1 James Tobin, "Economic Literacy Isn't Marginal Investment," Wall Street Journal, 9 July 1986.
2 U. S. Department of Education, America 2000: An Education Strategy (Washington, DC: U. S. Department of Education, 1991): 38-40.
3 U. S. Department of Labor, What Work Requires of Schools: A SCANS Report for America 2000 (Washington, DC: U. S. Department of Labor, l991); National Academy of Sciences, National Academy of Engineering, and Institute of Medicine, High Schools and the Changing Workplace: The Employers' View (Washington, DC: National Academy Press, l984): 25-26.
4 National Council on Economic Education, Voluntary National Content Standards in Economics (NY: National Council on Economic Education, l997): 1-41
5 William Walstad and Michael Watts, "Teaching Economics in the Schools: A Review of the Survey Findings," Journal of Economic Education 16 (Spring 1985): 135-46.
6 Mark C. Schug and William Walstad, "Teaching and Learning Economics," Handbook of Research on Social Studies Teaching and Learning, ed. J. Shaver (NY: Macmillan, 1991): 411-49.
7 Mark C. Schug, "How Children Learn Economics," The International Journal of Social Education 8 (Winter 1993-94): 25-34.
8 National Council on Economic Education, Voluntary National Content, 1-41.
9 William Becker and Karen Hallow, "What Works and What Doesn't: A Practitioner's Guide to Research Findings in Economic Education," The International Journal of Social Education 8 (Winter 1993-94):87-95.
10 William Walstad, "Economics Instruction in High School," Journal of Economic Literature 30 (December 1992): 2019-51.
11 William Bosshardt and Michael Watts, "Instructor Effects and Their Determinants in Precollege Economic Education," Journal of Economic Education 21 (Summer 1990): 265-76.
12 Walstad, "Economics Instruction," 2019-51.
13 Bonnie Meszaros and Laurie Engstrom, "Voluntary National Content Standards in Economics: From Standards to Classroom Implementation," Social Studies and the Young Learner (Washington, DC: National Council for the Social Studies): forthcoming.
14 National Council on Economic Education, Virtual Economics: An Interactive Center for Economic Education/Version 2.0 (NY: National Council on Economic Education, 1996).

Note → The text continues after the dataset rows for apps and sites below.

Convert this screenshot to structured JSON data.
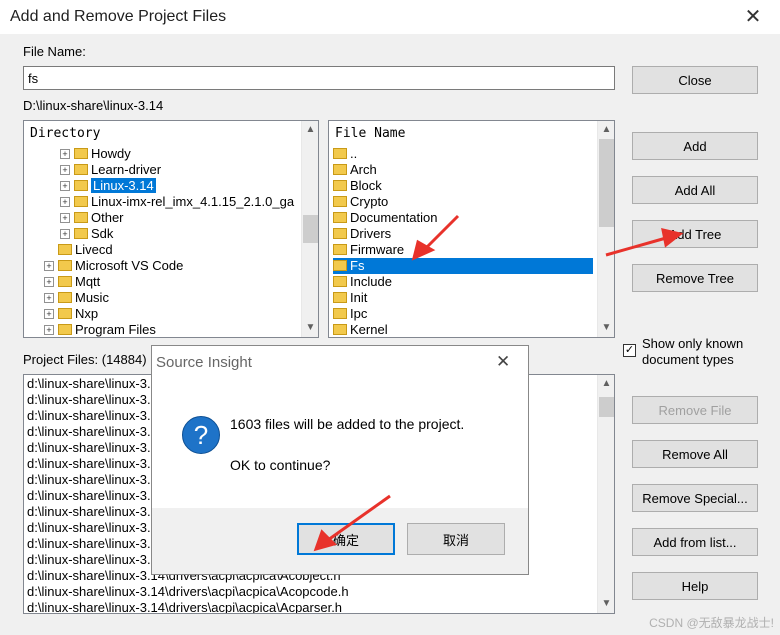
{
  "window": {
    "title": "Add and Remove Project Files",
    "close_glyph": "✕"
  },
  "file_name": {
    "label": "File Name:",
    "value": "fs"
  },
  "current_path": "D:\\linux-share\\linux-3.14",
  "directory": {
    "header": "Directory",
    "items": [
      {
        "label": "Howdy",
        "indent": 1,
        "expander": "+",
        "selected": false
      },
      {
        "label": "Learn-driver",
        "indent": 1,
        "expander": "+",
        "selected": false
      },
      {
        "label": "Linux-3.14",
        "indent": 1,
        "expander": "+",
        "selected": true
      },
      {
        "label": "Linux-imx-rel_imx_4.1.15_2.1.0_ga",
        "indent": 1,
        "expander": "+",
        "selected": false
      },
      {
        "label": "Other",
        "indent": 1,
        "expander": "+",
        "selected": false
      },
      {
        "label": "Sdk",
        "indent": 1,
        "expander": "+",
        "selected": false
      },
      {
        "label": "Livecd",
        "indent": 0,
        "expander": "",
        "selected": false
      },
      {
        "label": "Microsoft VS Code",
        "indent": 0,
        "expander": "+",
        "selected": false
      },
      {
        "label": "Mqtt",
        "indent": 0,
        "expander": "+",
        "selected": false
      },
      {
        "label": "Music",
        "indent": 0,
        "expander": "+",
        "selected": false
      },
      {
        "label": "Nxp",
        "indent": 0,
        "expander": "+",
        "selected": false
      },
      {
        "label": "Program Files",
        "indent": 0,
        "expander": "+",
        "selected": false
      }
    ]
  },
  "file_list": {
    "header": "File Name",
    "items": [
      {
        "label": "..",
        "selected": false
      },
      {
        "label": "Arch",
        "selected": false
      },
      {
        "label": "Block",
        "selected": false
      },
      {
        "label": "Crypto",
        "selected": false
      },
      {
        "label": "Documentation",
        "selected": false
      },
      {
        "label": "Drivers",
        "selected": false
      },
      {
        "label": "Firmware",
        "selected": false
      },
      {
        "label": "Fs",
        "selected": true
      },
      {
        "label": "Include",
        "selected": false
      },
      {
        "label": "Init",
        "selected": false
      },
      {
        "label": "Ipc",
        "selected": false
      },
      {
        "label": "Kernel",
        "selected": false
      }
    ]
  },
  "project_files": {
    "label": "Project Files: (14884)",
    "items": [
      "d:\\linux-share\\linux-3.1",
      "d:\\linux-share\\linux-3.1",
      "d:\\linux-share\\linux-3.1",
      "d:\\linux-share\\linux-3.1",
      "d:\\linux-share\\linux-3.1",
      "d:\\linux-share\\linux-3.1",
      "d:\\linux-share\\linux-3.1",
      "d:\\linux-share\\linux-3.1",
      "d:\\linux-share\\linux-3.1",
      "d:\\linux-share\\linux-3.1",
      "d:\\linux-share\\linux-3.1",
      "d:\\linux-share\\linux-3.1",
      "d:\\linux-share\\linux-3.14\\drivers\\acpi\\acpica\\Acobject.h",
      "d:\\linux-share\\linux-3.14\\drivers\\acpi\\acpica\\Acopcode.h",
      "d:\\linux-share\\linux-3.14\\drivers\\acpi\\acpica\\Acparser.h"
    ]
  },
  "buttons": {
    "close": "Close",
    "add": "Add",
    "add_all": "Add All",
    "add_tree": "Add Tree",
    "remove_tree": "Remove Tree",
    "remove_file": "Remove File",
    "remove_all": "Remove All",
    "remove_special": "Remove Special...",
    "add_from_list": "Add from list...",
    "help": "Help"
  },
  "show_known": {
    "label_line1": "Show only known",
    "label_line2": "document types",
    "checked": true
  },
  "dialog": {
    "title": "Source Insight",
    "close_glyph": "✕",
    "icon": "question-icon",
    "message": "1603 files will be added to the project.",
    "question": "OK to continue?",
    "ok_label": "确定",
    "cancel_label": "取消"
  },
  "watermark": "CSDN @无敌暴龙战士!",
  "colors": {
    "selection": "#0078d7",
    "arrow": "#e8322b"
  }
}
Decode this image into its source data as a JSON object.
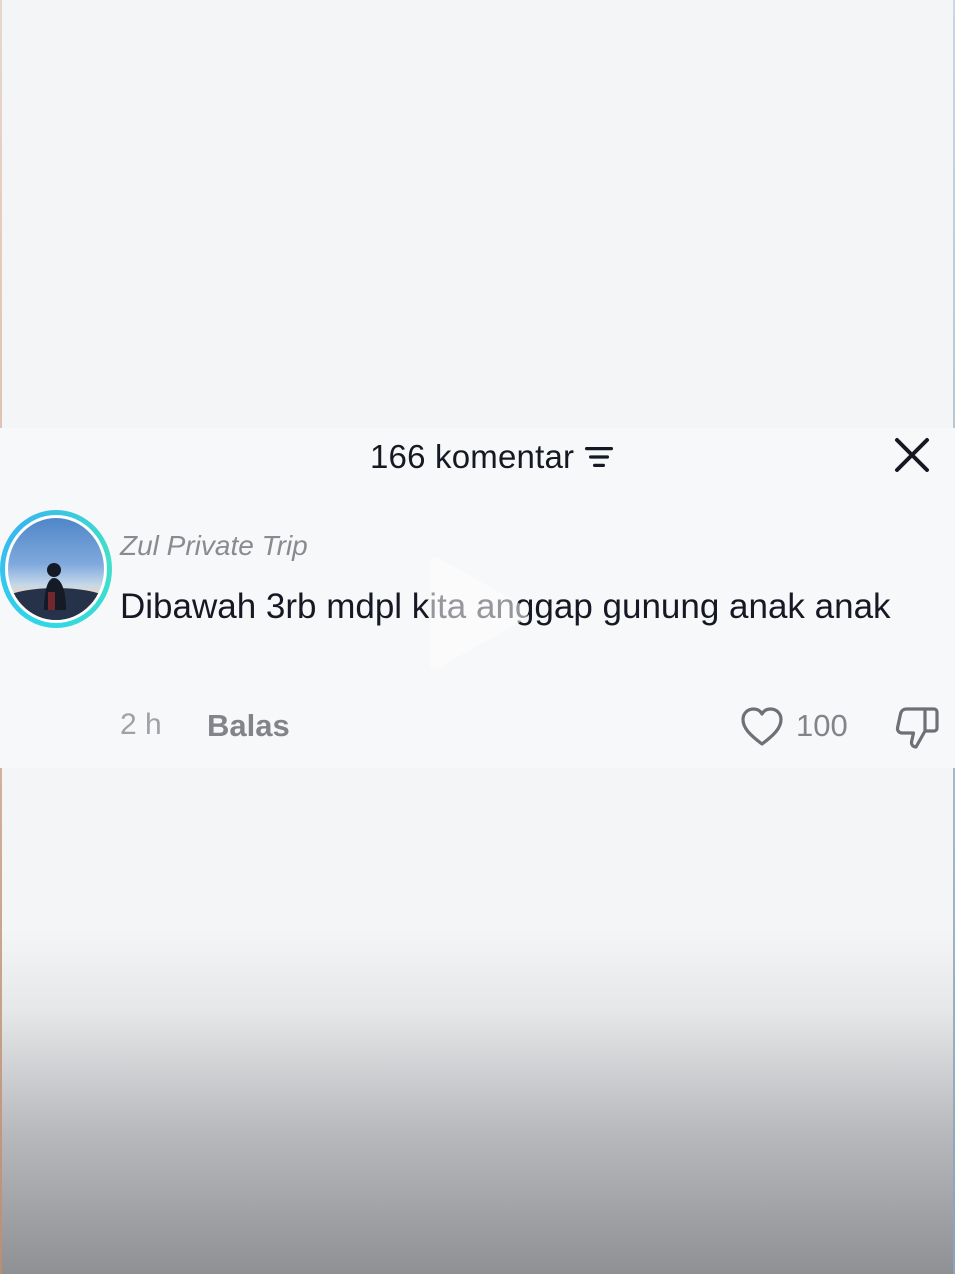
{
  "header": {
    "comment_count": "166 komentar",
    "sort_icon": "sort-filter-icon",
    "close_icon": "close-icon"
  },
  "comment": {
    "avatar_icon": "user-avatar",
    "username": "Zul Private Trip",
    "text": "Dibawah 3rb mdpl kita anggap gunung anak anak",
    "time": "2 h",
    "reply_label": "Balas",
    "like_count": "100",
    "like_icon": "heart-outline-icon",
    "dislike_icon": "thumbs-down-icon"
  },
  "overlay": {
    "play_icon": "play-icon"
  },
  "colors": {
    "text_primary": "#161823",
    "text_secondary": "#83848a",
    "avatar_ring": "#2fd6e8"
  }
}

Meszaros is associate director for the Center of Economic Education and Entrepreneurship at the University of Delaware. She also was project director for the National Content Standards in Economics and has served as co-editor of Economics for Kids, on the editorial board of The Senior Economist and most recently co-author of Economics and Children's Literature, Supplement 2.
Meszaros has a doctorate in curriculum and development and a master's in social studies education from the University of Delaware.
Suiter is associate director of the Center for Entrepreneurship and Economic Education at the University of Missouri-St. Louis. She was a member of the National Voluntary Standards in Economics Writing Committee and has written and co-authored numerous economics curriculum units, among other publications. Suiter also has worked with educators in Bulgaria and Ukraine on teaching economics in transitional economies.
Suiter has a master's in economic education from the University of Delaware and a bachelor's degree in economics from the University of Missouri.
Special study: The Economic Literacy Project